One of the book reviewers quoted on the inside cover of Maria V. Snyder’s book Inside Out, says that the world of the book: “…is by turn alien and heartbreakingly familiar.” The haunting familiarity of this alien world is one of the most far-reaching consequences of Inside Out that stays with you long after you’ve closed the book and thoughtfully placed it back on the bookshelf. There’s probably no point in asking yourself where you could have possibly fished up such a vital memory, lest it be some primal, inter-uterine souvenir. The world of Inside Out is above all a world of touch and tastes and smells, a world of blood and water, a world of skin and textures, yet in which a caress would seem suspicious if not dangerous. And extreme wariness is justified: the slightest deviance could be sanctioned by a sharp knife and a brutal end.
Inside Out is alive with a constant hum of unspecified machinery, but it is not a world dominated by machines. Although the world is made of sheet metal bolted piece by piece, that surface is smooth and curved rather than hard and angular. The hardness springs rather from those who keep order and channel people’s efforts in well policed routines. It is a world of limited space, of dense crowds and narrow passages. It is a world where most people hold their peace.
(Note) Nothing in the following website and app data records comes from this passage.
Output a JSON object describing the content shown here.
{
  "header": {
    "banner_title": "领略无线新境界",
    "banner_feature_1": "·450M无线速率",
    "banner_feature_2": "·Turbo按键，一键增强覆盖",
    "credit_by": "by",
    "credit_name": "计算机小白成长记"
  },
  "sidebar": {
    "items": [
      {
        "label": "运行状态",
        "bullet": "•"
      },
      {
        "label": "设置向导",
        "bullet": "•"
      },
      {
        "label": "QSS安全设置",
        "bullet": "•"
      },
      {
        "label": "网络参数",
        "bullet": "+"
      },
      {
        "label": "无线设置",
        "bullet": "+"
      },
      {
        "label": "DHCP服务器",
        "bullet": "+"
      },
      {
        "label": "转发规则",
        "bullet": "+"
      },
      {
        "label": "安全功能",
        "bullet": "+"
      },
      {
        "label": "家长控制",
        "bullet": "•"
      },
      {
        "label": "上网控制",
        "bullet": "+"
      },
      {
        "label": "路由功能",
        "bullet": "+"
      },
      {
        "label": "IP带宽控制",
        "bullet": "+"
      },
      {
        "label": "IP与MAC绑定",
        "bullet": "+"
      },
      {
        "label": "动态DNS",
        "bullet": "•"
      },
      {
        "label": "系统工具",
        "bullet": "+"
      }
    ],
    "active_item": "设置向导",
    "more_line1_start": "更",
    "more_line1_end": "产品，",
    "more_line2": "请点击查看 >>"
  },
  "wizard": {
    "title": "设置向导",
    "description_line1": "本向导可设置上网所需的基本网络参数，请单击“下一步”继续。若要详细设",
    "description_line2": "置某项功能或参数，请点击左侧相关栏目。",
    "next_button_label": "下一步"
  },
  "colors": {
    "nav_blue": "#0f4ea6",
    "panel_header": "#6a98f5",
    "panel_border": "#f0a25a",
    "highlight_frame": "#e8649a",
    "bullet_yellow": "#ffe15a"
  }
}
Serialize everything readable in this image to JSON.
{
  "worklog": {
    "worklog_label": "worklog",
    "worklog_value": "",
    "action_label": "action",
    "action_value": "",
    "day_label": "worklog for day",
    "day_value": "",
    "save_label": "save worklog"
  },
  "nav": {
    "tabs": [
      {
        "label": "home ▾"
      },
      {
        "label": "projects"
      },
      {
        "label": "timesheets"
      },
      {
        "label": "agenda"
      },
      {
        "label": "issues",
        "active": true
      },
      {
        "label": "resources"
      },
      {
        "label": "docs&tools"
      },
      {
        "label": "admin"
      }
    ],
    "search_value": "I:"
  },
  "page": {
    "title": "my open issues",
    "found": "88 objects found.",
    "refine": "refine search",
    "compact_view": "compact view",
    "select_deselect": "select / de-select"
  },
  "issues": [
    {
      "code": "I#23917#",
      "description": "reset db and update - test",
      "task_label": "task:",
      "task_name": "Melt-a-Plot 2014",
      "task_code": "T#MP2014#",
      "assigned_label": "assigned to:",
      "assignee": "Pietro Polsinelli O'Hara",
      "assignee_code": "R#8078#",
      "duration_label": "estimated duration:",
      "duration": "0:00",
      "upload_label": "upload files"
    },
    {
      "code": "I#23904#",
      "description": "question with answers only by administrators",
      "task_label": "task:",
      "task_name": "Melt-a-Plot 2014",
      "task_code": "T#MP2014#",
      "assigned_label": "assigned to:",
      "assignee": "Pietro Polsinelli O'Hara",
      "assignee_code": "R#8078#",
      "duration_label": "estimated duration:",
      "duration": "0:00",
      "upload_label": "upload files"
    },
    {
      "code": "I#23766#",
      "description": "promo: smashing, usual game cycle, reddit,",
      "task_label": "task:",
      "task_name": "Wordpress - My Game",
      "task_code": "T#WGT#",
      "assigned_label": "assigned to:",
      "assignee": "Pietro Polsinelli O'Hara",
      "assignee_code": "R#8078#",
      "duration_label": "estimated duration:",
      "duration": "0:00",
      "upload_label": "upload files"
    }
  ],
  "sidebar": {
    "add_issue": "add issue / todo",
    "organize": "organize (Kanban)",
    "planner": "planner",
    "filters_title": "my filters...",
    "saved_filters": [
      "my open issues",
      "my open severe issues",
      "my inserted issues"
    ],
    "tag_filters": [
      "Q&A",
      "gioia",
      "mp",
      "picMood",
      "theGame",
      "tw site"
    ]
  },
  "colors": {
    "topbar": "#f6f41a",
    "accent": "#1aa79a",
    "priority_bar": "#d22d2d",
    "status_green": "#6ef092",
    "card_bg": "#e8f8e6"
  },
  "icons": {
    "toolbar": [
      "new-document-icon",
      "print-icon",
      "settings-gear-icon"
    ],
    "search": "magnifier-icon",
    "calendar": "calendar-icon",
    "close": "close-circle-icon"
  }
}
A nod speaks louder than words. So when Trella, the Princess of the Pipes as she is nicknamed because her job entails cleaning the many pipes that criss-cross their world, begins playing with words in her search for passwords to open secret doors in quest to get outside, her linguistic ability jars, sending out warning signals that ripple through the whole world of Inside Out, as if she were from another world. Her use of words and her subsequent reluctant acceptance of leadership heave her above the undifferentiated mass and single her out as special. Someone to look up to, someone to believe in, someone to die for.